This was a relatively calm day in the capital. The conflict was only a few kilometers away, but it seemed more distant than that on this bright, sunny day.

Kazour's immediate concern is for some cloud cover; it will give the video a more flattering light.

You May Like

Turkey's Controversial Reform Bill Giving Investors Jitters

Homeland security reform bill will give police new powers in search, seizure, detention and arrests, while restricting the rights of suspects, their attorneys More

Audio Slideshow In Kenyan Prison, Good Grades Are Path to Freedom

Some inmates who get high marks could see their sentences commuted to non-custodial status More

Ali Regained Title in Historic Fight 40 Years Ago

'The Champ' knocked Foreman out to regain crown he had lost 7 years earlier when US government accused him of draft-dodging and boxing officials revoked his license More

This forum has been closed.
Comments
     
There are no comments in this forum. Be first and add one

Featured Videos

Your JavaScript is turned off or you have an old version of Adobe's Flash Player. Get the latest Flash player.
Victorious Secularists Face Challenge to Form Government in Tunisiai
X
Henry Ridgwell
October 30, 2014 11:39 PM
Official results from Tunisia show the Islamist Ennahda party has failed to win the second free election since the so-called "Arab Spring" uprising in 2011. Ennahda, which handed power to a government of technocrats pending the elections, lost out to the secular party Nidaa Tounes. Henry Ridgwell reports from London that the relatively peaceful poll offers some hope in a volatile region.
Video

Video Victorious Secularists Face Challenge to Form Government in Tunisia

Official results from Tunisia show the Islamist Ennahda party has failed to win the second free election since the so-called "Arab Spring" uprising in 2011. Ennahda, which handed power to a government of technocrats pending the elections, lost out to the secular party Nidaa Tounes. Henry Ridgwell reports from London that the relatively peaceful poll offers some hope in a volatile region.
Video

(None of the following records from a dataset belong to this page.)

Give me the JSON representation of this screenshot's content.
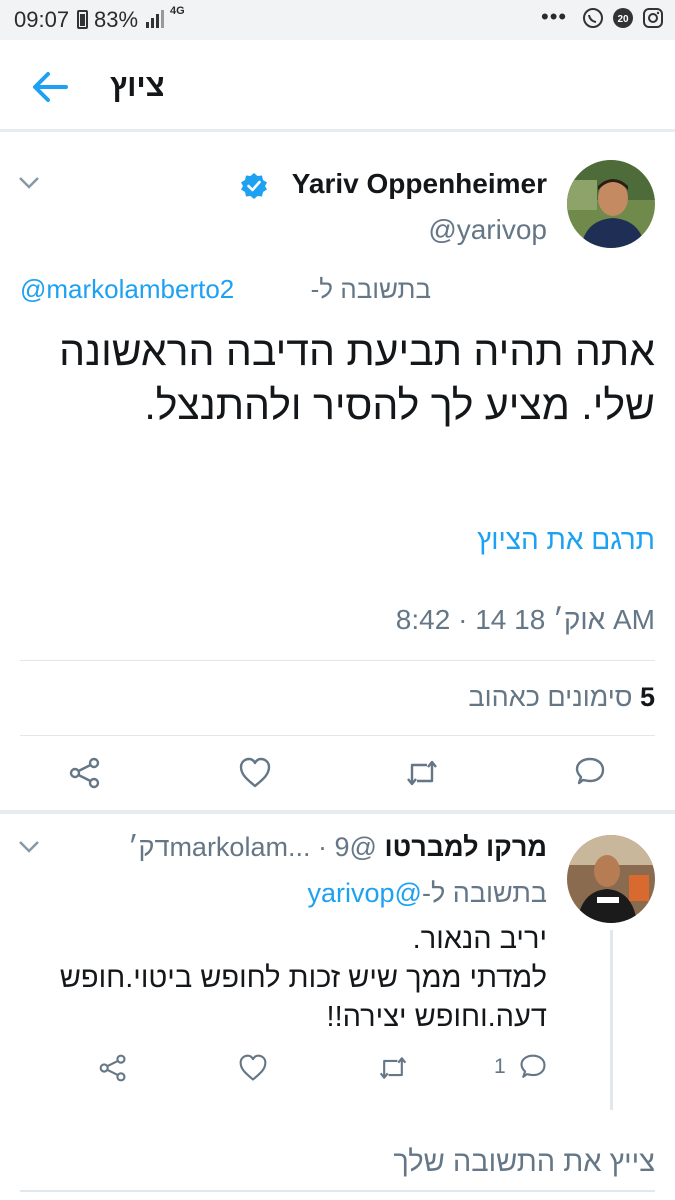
{
  "status_bar": {
    "time": "09:07",
    "battery": "83%",
    "network": "4G",
    "overflow": "•••",
    "icons": [
      "battery-icon",
      "signal-icon",
      "whatsapp-icon",
      "notification-count-icon",
      "instagram-icon"
    ],
    "notification_badge": "20"
  },
  "header": {
    "title": "ציוץ",
    "back_icon": "back-arrow-icon"
  },
  "tweet": {
    "author_name": "Yariv Oppenheimer",
    "author_handle": "@yarivop",
    "verified": true,
    "reply_to_prefix": "בתשובה ל-",
    "reply_to_handle": "@markolamberto2",
    "text": "אתה תהיה תביעת הדיבה הראשונה שלי. מציע לך להסיר ולהתנצל.",
    "translate_label": "תרגם את הציוץ",
    "timestamp": "אוק׳ 18 14 · 8:42 AM",
    "likes_count": "5",
    "likes_label": "סימונים כאהוב",
    "actions": [
      "reply-icon",
      "retweet-icon",
      "like-icon",
      "share-icon"
    ]
  },
  "reply": {
    "author_name": "מרקו למברטו",
    "author_handle": "@markolam...",
    "time_ago": "9דק׳",
    "reply_to_prefix": "בתשובה ל-",
    "reply_to_handle": "@yarivop",
    "text": "יריב הנאור.\nלמדתי ממך שיש זכות לחופש ביטוי.חופש דעה.וחופש יצירה!!",
    "reply_count": "1",
    "actions": [
      "reply-icon",
      "retweet-icon",
      "like-icon",
      "share-icon"
    ]
  },
  "compose": {
    "placeholder": "צייץ את התשובה שלך"
  },
  "colors": {
    "accent": "#1da1f2",
    "text": "#14171a",
    "secondary": "#657786",
    "divider": "#e1e8ed"
  }
}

Video Africa Tells its Story Through Fashion

In Africa, Fashion Week is a riot of colors, shapes, patterns and fabrics - against the backdrop of its ongoing struggle between nature and its fast-growing urban edge. How do these ideas translate into needle and thread? VOA’s Anita Powell visited this year’s Mercedes Benz Fashion Week Africa in Johannesburg to find out.
Video

Video Smugglers Offer Cheap Passage From Turkey to Syria

Smugglers in Turkey offer a relatively cheap passage across the border into Syria. Ankara has stepped up efforts to stem the flow of foreign fighters who want to join Islamic State militants fighting for control of the Syrian border city of Kobani. But porous borders and border guards who can be bribed make illegal border crossings quite easy. Zlatica Hoke has more.
Video

Video China Political Meeting Seeks to Improve Rule of Law

China’s communist leaders will host a top level political meeting this week, called the Fourth Plenum, and for the first time in the party’s history, rule of law will be a key item on the agenda. Analysts and Chinese media reports say the meetings could see the approval of long-awaited measures aimed at giving courts more independence and include steps to enhance an already aggressive and high-reaching anti-corruption drive. VOA’s Bill Ide has more from Beijing.
Video

Video After Decades of Pressure, Luxembourg Drops Bank Secrecy Rules

European Union finance ministers have reached a breakthrough agreement that will make it more difficult for tax cheats to hide their money. The new legislation, which had been blocked for years by countries with a reputation as tax havens, was approved last week after Luxembourg and Austria agreed to lift their vetoes. But as Mil Arcega reports, it doesn’t mean tax cheats have run out of places to keep their money hidden.
Video

Video Kobani Refugees Welcome, Turkey Criticizes, US Airdrop

Residents of Kobani in northern Syria have welcomed the airdrop of weapons, ammunition and medicine to Kurdish militia who are resisting the seizure of their city by Islamic State militants. The Turkish government, however, has criticized the operation. VOA’s Scott Bobb reports from southeastern Turkey, across the border from Kobani.

All About America

AppleAndroid